Prince Charles, Prince of Wales attends a Royal Canada Mounted Police reception
It's often tough being a senior British royal. Prince Charles and his wife went to Canada for three-and-a-half days last week and carried out 47 public engagements. They visited three provinces and six communities and saw, among other things, churches, schools, museums and parks. There were meetings with businessmen, politicians, officials, soldiers and children, along with tree-planting and hand-shaking at parades and receptions and commemorations.
At one of his speeches, Prince Charles spoke about the "huge challenges" but "enormous opportunities" facing the world: "Youth unemployment, the widening gap between rich and poor, the constant struggle to advance human rights and democracy, the need to open the doors of opportunity for women and young girls around the world, the impact we can expect from climate change, the dangers of over-fishing, of deforestation and the rapid urbanisation of the world's equally rapidly expanding population." Hard to find much to argue about there.
Charles might have been hoping for a media pat on the back for a taxing job well done, but instead he came home to an international furore. At a reception at the Museum of Immigration in Nova Scotia, he had been introduced to Marianne Ferguson, many of whose relatives were murdered in the Holocaust, who told him of her flight to Canada in 1939 as a 13-year-old Jewish refugee from Poland.
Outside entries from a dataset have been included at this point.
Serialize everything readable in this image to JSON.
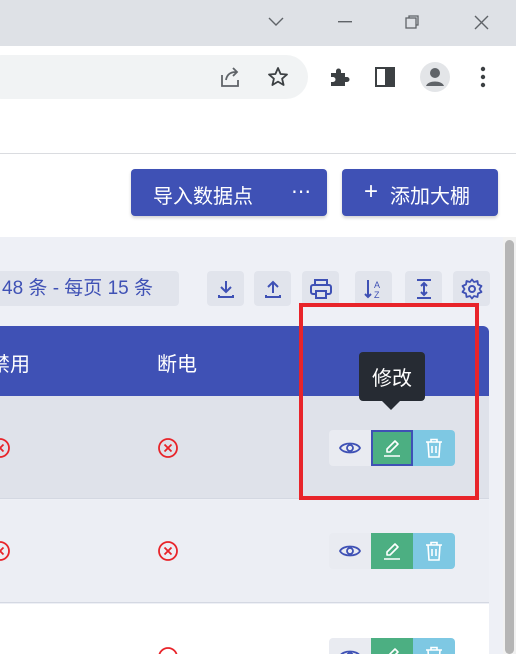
{
  "window_controls": {
    "dropdown_icon": "chevron-down",
    "minimize_icon": "minimize",
    "restore_icon": "restore",
    "close_icon": "close"
  },
  "browser_toolbar": {
    "share_icon": "share",
    "bookmark_icon": "star",
    "extensions_icon": "puzzle",
    "sidepanel_icon": "side-panel",
    "profile_icon": "person",
    "menu_icon": "three-dots-vertical"
  },
  "actions": {
    "import_label": "导入数据点",
    "import_more": "⋯",
    "add_plus": "+",
    "add_label": "添加大棚"
  },
  "pager": {
    "text": "48 条 - 每页 15 条"
  },
  "table_tools": [
    "download",
    "upload",
    "print",
    "sort-az",
    "vertical-align",
    "settings"
  ],
  "table": {
    "columns": [
      "禁用",
      "断电"
    ],
    "rows": [
      {
        "disabled_icon": "x-circle",
        "power_off_icon": "x-circle"
      },
      {
        "disabled_icon": "x-circle",
        "power_off_icon": "x-circle"
      },
      {
        "disabled_icon": "x-circle",
        "power_off_icon": "x-circle"
      }
    ]
  },
  "tooltip": {
    "text": "修改"
  },
  "colors": {
    "primary": "#3f51b5",
    "edit_green": "#4caf82",
    "delete_blue": "#7ec8e3",
    "error_red": "#e8242a",
    "highlight_red": "#e8242a"
  }
}
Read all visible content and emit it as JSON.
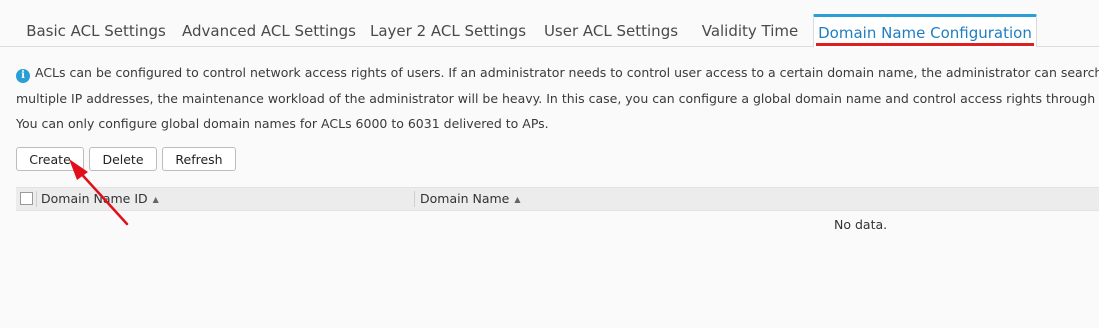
{
  "tabs": [
    {
      "label": "Basic ACL Settings"
    },
    {
      "label": "Advanced ACL Settings"
    },
    {
      "label": "Layer 2 ACL Settings"
    },
    {
      "label": "User ACL Settings"
    },
    {
      "label": "Validity Time"
    },
    {
      "label": "Domain Name Configuration",
      "active": true
    }
  ],
  "info": {
    "icon": "info-icon",
    "line1": "ACLs can be configured to control network access rights of users. If an administrator needs to control user access to a certain domain name, the administrator can search for the IP address matc",
    "line2": "multiple IP addresses, the maintenance workload of the administrator will be heavy. In this case, you can configure a global domain name and control access rights through the global name in ACL",
    "line3": "You can only configure global domain names for ACLs 6000 to 6031 delivered to APs."
  },
  "toolbar": {
    "create_label": "Create",
    "delete_label": "Delete",
    "refresh_label": "Refresh"
  },
  "table": {
    "columns": [
      "Domain Name ID",
      "Domain Name"
    ],
    "sort_icon": "▲",
    "empty_text": "No data."
  },
  "annotation": {
    "arrow_color": "#e0101a",
    "underline_color": "#e02020"
  },
  "colors": {
    "accent": "#2a9fd6",
    "active_tab_text": "#1f7ec2"
  }
}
In a sympathetic response, he said "And now Putin is doing just about the same as Hitler". It was, said Mrs Ferguson, who agreed with him, "just a little remark. I didn't think it was going to make such a big uproar".
Now although President Putin has a penchant for having his critics assassinated or framed and locked up, and has shown a blithe disregard for the frightful atrocities committed by the Russian army in pacifying Chechnya, he appears to have no ambition to fill concentration camps with those he considers sub-human. What Charles was getting at was the way in which this ruthless dictator resembles Hitler in his use of the threat of force and the language of hate to achieve territorial expansion.
It's hard not to see terrifying parallels between how Putin annexed Crimea and how in 1938 Hitler bullied Czechoslovakia into ceding the German-speaking Sudetenland. The lies and vicious rhetoric employed by the Putin regime in encouraging Russian-speaking separatists to wreck Ukraine would have earned the respect of Joseph Goebbels, Hitler's Minister for Propaganda. Even more scarily, Putin may have unleashed dangerous levels of Russian nationalism and paranoia that he may be unable to contain.
Like Hitler, who divided and conquered, Putin cleverly exploits Western weakness. As Estonia, Latvia, Lithuania and Poland look nervously over their shoulders and fear for their liberty, Putin uses European dependence on Russian gas to deter any strong and united response to aggression.
All of this has naturally been ignored in the Russian attack on Charles. "We view the use of the Western press by members of the British royal family to spread the propaganda campaign against Russia on a pressing issue – that is, the situation in Ukraine – as unacceptable, outrageous and low," was the first reaction from the foreign ministry. They were miffed that at a later meeting in the British foreign office, its diplomats refused to discuss what they called "nothing but media reports about a private conversation". The attacks have now escalated, with Putin's spokesman accusing Charles of "historical ignorance" and Russian state TV producing a classic bit of whataboutery in an item beginning "If anyone knows real Nazis, it's the Royal Family". High spots were a 1937 photograph of the Duke of Windsor – after his abdication as King Edward VIII – visiting Hitler, and a 20-year-old Prince Harry sporting a Swastika armband at a fancy-dress party.
It hasn't all been bad for Charles though. After the initial spate of criticism and injunctions to him to keep his mouth shut in all circumstances about everything, senior politicians – who know all about the perils of having private conversations reported – have rallied to his support and some heavyweight commentators are praising him for reminding us that appeasement is a disaster in the long term.
Meanwhile, Putin bullies on and the EU dithers. He's more vulnerable than he looks, though. If economic sanctions were applied intelligently, the £40bn or so of his private fortune that is stashed around the world might be at risk. Russia has little except gas to sell, and the more he threatens to starve Europe of it, the faster worried nations might face reality and seek self-sufficiency through fracking.
And though the royals have no power, they have longevity in life and careers. At 65, Charles is four years older than Vladimir Putin, but he can probably safely look forward to reigning as king long after Putin forcibly or otherwise leaves the international stage.